But perhaps the most important feature of the new DuPage County Sheriff's Hazardous Device Unit bomb disposal robot is that its arm can be replaced if an explosion blows it off.

"This robot would have been deployed on 60 percent to 70 percent of the calls where we sent one of our guys last year," said Sgt. Jim Ruff, the unit's commander.

The new $150,000 robot was unveiled Wednesday at the sheriff's office in Wheaton. An Illinois Law Enforcement Alarm System grant paid for the robot, Sheriff John Zaruba said.

The new robot replaces an older model that couldn't handle some types of terrain. That improvement translates to less initial human contact with suspicious packages, keeping sheriff's bomb technicians safer. Ruff's unit will keep the older version as a backup, he said.

"This robot will greatly minimize the contact our team members have with a suspected explosive device or suspicious package," Zaruba said. "It allows them to assess the device and to disarm the device and render it safe for disposal at a safe distance."

The robot will be used for other emergency calls as well, such as those dealing with barricaded suspects. The robot is outfitted with a communications system that allows deputies to talk to a suspect through the robot and they can also hear what someone says to it or near it.
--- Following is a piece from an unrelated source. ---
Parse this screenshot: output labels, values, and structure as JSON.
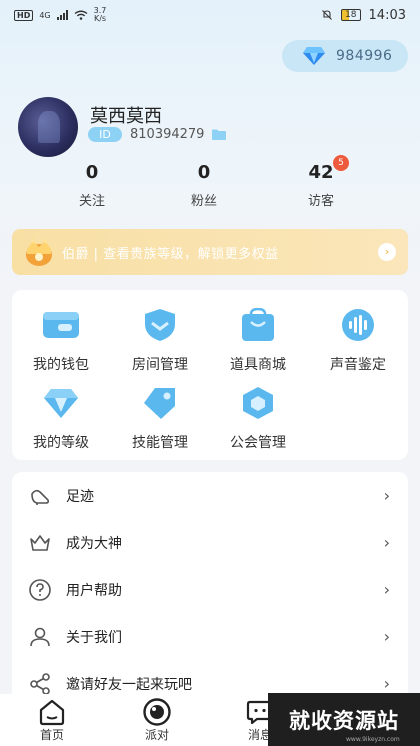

Ruff said his unit receives about 170 calls a year, and about 50 or 60 of them deal with suspicious devices. He said two-thirds of the suspicious packages contain dangerous items.

Sometimes those items are illegal fireworks. In addition to the robot display Wednesday, Ruff's unit demonstrated the power of some illegal fireworks ahead of the Fourth of July weekend. Many fireworks that are legal in bordering states are illegal in Illinois, he said.

Using a flash-powder explosive device that's slightly smaller than a quarter-stick of dynamite, the unit exploded a watermelon. The detonation sent pieces of the fruit and rind 20 to 30 yards in every direction.

Ruff said the explosive device used to blow up the watermelon is now illegal in every state.

"The problem is that people make them on their own and there's no quality control," he said.